+++ Entries provided +++

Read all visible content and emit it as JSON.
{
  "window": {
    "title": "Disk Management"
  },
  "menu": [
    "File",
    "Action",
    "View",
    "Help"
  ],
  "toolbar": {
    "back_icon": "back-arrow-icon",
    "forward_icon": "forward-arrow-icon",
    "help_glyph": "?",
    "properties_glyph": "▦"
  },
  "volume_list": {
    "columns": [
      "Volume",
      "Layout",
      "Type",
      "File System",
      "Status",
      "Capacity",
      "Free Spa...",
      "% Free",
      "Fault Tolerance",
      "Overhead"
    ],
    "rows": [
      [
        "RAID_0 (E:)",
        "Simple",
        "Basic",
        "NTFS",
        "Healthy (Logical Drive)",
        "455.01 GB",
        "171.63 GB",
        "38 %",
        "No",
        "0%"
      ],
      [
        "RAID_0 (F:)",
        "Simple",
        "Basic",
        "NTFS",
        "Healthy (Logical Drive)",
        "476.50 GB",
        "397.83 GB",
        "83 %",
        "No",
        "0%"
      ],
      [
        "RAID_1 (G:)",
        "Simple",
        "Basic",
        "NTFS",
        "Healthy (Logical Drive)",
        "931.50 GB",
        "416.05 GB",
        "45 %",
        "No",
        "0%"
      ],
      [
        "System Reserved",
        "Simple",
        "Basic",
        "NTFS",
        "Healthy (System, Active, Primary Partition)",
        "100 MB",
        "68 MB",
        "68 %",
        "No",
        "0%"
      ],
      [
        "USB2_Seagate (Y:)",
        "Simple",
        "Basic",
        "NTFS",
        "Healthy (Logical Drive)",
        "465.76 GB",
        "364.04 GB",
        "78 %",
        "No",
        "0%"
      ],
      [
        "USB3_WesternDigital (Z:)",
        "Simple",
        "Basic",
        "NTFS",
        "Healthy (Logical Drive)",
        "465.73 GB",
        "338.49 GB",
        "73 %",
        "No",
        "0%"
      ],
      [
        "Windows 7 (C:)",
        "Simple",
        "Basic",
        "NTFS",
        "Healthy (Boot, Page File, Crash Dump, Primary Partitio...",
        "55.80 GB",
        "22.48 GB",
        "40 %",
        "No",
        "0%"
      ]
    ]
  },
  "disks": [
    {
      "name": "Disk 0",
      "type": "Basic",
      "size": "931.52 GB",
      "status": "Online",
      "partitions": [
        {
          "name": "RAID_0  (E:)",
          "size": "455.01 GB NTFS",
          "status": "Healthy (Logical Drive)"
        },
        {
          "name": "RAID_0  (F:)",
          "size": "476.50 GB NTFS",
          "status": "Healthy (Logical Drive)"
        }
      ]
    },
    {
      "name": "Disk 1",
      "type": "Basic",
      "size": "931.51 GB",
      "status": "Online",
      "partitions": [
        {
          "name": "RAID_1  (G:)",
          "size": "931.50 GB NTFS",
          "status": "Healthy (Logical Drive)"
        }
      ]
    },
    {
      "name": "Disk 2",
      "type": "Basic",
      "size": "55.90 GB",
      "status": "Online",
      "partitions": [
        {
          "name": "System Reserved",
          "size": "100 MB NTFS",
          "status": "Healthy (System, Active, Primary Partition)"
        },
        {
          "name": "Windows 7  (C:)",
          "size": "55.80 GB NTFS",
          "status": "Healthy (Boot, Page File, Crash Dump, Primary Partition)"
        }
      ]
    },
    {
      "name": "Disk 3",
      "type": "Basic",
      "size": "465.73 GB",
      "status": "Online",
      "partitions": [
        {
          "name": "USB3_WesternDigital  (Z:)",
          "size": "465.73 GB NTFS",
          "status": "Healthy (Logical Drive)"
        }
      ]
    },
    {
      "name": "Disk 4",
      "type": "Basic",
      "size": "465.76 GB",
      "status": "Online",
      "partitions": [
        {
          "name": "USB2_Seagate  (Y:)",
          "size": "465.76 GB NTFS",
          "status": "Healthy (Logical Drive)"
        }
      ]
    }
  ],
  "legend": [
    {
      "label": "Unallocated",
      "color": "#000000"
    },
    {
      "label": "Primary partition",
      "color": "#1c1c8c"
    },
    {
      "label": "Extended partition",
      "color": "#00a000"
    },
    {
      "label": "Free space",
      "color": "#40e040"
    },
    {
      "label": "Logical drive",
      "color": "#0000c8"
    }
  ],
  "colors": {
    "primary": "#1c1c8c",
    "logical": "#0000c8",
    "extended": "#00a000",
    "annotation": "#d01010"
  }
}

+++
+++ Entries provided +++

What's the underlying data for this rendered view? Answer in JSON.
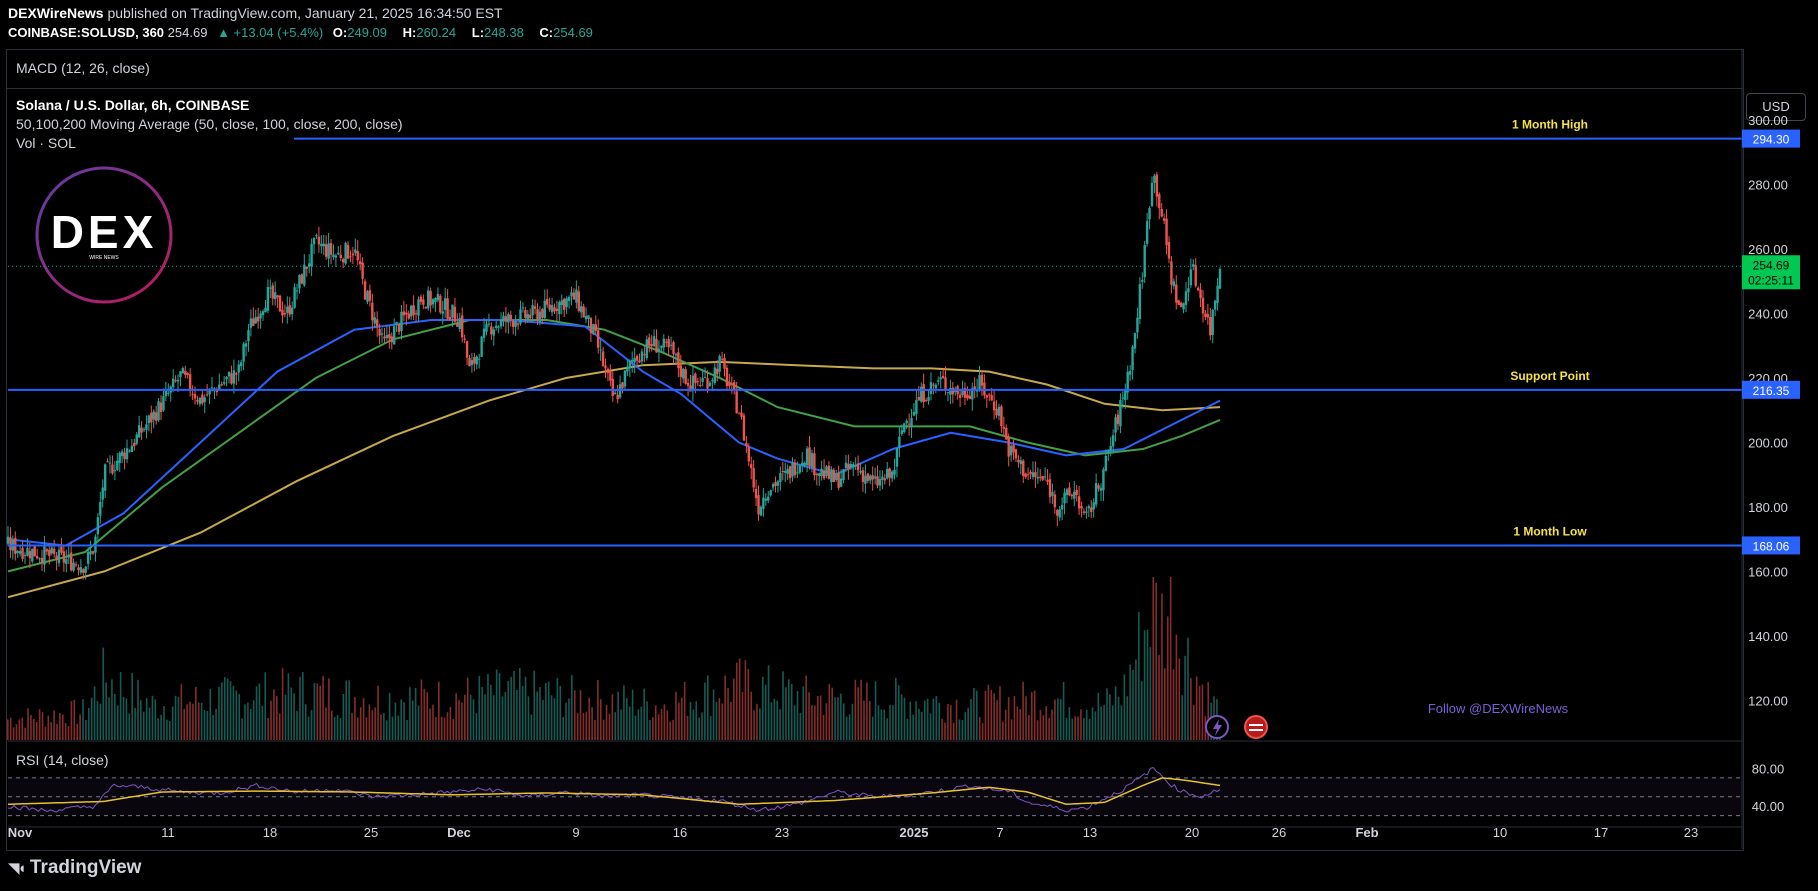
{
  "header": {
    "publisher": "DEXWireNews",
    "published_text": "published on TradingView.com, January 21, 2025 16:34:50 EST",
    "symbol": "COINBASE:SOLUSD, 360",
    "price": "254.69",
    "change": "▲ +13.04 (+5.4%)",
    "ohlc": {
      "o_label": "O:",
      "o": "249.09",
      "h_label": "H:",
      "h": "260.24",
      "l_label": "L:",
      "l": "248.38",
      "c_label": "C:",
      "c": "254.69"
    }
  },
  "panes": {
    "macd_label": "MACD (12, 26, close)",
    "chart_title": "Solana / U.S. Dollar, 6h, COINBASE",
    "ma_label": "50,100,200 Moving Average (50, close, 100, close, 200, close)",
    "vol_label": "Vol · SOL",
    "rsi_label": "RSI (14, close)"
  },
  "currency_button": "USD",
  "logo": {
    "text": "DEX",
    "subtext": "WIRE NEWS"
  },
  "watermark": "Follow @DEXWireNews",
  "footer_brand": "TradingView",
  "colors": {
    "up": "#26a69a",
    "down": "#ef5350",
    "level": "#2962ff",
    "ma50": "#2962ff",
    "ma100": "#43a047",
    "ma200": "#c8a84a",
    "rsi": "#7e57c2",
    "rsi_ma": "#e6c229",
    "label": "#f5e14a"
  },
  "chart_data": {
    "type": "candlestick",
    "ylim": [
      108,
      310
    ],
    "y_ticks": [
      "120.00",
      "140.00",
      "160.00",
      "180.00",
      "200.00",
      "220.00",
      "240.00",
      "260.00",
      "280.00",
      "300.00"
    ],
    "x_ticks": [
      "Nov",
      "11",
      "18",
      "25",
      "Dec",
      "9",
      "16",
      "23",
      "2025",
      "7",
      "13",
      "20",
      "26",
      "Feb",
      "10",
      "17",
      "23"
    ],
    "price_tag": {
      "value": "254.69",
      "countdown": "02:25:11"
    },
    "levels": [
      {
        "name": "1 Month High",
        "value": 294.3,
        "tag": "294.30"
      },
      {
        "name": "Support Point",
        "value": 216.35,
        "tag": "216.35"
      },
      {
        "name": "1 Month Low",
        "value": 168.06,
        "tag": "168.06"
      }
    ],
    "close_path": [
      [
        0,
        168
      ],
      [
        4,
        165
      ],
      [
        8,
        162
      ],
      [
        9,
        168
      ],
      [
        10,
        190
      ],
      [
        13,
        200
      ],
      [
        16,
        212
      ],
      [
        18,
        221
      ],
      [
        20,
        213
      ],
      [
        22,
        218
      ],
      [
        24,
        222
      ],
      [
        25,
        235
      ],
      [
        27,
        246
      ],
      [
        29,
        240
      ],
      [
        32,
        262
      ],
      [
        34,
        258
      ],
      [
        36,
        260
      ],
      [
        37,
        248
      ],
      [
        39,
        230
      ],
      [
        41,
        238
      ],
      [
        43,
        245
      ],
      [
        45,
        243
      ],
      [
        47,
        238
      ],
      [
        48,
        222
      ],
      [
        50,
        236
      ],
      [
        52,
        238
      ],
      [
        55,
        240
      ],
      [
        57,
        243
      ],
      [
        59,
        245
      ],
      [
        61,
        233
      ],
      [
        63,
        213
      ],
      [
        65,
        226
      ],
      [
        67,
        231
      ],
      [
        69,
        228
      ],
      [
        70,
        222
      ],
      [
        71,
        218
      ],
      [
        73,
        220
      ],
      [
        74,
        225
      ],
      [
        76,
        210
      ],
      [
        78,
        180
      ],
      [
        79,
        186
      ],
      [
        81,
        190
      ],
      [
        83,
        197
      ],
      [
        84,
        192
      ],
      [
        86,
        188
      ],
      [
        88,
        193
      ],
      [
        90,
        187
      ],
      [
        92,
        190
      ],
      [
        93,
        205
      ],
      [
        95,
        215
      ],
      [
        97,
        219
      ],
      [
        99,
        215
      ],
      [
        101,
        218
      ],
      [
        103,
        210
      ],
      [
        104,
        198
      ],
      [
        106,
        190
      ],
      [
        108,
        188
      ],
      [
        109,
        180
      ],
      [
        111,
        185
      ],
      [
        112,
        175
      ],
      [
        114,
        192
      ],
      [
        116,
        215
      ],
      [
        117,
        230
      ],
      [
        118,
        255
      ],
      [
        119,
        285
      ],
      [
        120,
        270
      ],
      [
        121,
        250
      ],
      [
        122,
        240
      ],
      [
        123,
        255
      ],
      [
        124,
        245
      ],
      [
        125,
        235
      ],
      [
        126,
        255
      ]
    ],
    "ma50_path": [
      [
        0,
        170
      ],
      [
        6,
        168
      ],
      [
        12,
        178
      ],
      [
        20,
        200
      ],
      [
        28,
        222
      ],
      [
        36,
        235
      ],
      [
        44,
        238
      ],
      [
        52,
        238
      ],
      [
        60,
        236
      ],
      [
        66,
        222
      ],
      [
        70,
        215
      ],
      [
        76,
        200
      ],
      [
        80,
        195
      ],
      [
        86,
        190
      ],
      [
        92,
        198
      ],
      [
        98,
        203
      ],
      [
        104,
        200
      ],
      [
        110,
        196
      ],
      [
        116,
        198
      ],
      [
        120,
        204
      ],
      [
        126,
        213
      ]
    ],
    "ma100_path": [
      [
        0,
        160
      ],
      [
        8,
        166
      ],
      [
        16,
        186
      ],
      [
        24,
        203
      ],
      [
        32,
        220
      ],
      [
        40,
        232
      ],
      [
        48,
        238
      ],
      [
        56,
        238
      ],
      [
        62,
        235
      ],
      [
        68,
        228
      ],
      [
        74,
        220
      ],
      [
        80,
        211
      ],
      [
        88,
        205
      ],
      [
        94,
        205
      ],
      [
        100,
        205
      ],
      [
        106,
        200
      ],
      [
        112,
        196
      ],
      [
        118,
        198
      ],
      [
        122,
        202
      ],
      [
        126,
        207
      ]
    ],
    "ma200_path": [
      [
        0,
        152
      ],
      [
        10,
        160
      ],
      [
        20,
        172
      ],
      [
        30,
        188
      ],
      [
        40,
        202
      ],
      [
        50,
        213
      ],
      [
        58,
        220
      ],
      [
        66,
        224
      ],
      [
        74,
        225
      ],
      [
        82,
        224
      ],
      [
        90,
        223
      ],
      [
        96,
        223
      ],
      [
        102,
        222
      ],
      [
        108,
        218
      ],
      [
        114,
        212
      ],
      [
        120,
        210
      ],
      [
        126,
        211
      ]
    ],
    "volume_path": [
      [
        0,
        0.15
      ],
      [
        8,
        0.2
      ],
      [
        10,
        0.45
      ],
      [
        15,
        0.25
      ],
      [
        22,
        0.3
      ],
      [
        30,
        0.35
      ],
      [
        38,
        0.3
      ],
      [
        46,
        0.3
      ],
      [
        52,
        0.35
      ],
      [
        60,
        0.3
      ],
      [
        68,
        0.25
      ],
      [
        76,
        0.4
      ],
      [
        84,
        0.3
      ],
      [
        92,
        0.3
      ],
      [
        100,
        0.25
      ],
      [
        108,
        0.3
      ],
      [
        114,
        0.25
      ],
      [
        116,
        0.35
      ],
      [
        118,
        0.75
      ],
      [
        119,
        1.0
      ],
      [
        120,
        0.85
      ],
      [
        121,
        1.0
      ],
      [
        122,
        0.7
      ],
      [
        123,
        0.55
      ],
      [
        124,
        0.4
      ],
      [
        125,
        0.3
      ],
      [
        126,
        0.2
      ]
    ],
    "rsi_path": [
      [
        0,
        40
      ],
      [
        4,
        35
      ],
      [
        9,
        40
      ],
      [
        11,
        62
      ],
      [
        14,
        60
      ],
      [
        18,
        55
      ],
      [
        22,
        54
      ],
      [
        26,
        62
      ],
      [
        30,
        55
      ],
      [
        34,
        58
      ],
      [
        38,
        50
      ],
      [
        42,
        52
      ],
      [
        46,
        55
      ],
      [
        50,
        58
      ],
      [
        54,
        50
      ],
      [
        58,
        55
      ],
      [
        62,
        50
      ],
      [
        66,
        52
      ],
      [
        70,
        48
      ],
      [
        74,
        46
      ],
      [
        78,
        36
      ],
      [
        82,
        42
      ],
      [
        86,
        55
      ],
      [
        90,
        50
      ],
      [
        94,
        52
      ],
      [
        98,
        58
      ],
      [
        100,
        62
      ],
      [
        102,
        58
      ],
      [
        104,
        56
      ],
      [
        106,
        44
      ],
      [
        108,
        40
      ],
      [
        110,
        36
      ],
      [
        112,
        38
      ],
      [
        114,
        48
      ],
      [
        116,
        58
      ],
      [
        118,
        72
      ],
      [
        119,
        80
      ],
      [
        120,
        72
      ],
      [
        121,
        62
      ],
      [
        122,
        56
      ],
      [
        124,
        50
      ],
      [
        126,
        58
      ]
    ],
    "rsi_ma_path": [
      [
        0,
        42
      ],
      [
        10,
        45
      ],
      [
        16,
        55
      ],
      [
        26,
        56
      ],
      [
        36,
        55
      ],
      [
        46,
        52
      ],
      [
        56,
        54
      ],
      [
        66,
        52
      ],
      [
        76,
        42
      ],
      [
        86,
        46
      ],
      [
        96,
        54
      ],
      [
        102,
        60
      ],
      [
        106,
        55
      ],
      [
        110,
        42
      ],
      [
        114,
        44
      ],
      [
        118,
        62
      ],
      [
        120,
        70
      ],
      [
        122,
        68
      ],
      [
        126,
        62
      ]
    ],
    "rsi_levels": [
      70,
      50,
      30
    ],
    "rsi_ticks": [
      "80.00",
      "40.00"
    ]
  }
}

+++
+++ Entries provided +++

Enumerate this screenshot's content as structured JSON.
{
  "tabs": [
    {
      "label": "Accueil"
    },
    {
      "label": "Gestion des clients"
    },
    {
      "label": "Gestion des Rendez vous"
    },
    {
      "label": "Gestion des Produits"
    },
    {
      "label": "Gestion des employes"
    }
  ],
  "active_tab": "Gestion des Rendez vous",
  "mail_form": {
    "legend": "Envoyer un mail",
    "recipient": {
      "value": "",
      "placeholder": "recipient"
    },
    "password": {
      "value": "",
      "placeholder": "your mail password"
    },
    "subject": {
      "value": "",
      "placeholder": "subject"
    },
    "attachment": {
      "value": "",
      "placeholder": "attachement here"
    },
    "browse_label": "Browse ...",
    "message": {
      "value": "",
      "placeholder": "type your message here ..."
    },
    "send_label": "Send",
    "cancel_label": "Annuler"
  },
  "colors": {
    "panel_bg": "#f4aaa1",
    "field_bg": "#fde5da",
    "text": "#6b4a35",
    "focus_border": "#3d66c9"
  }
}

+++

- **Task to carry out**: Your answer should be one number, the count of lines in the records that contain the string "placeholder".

- **Your solution**: 5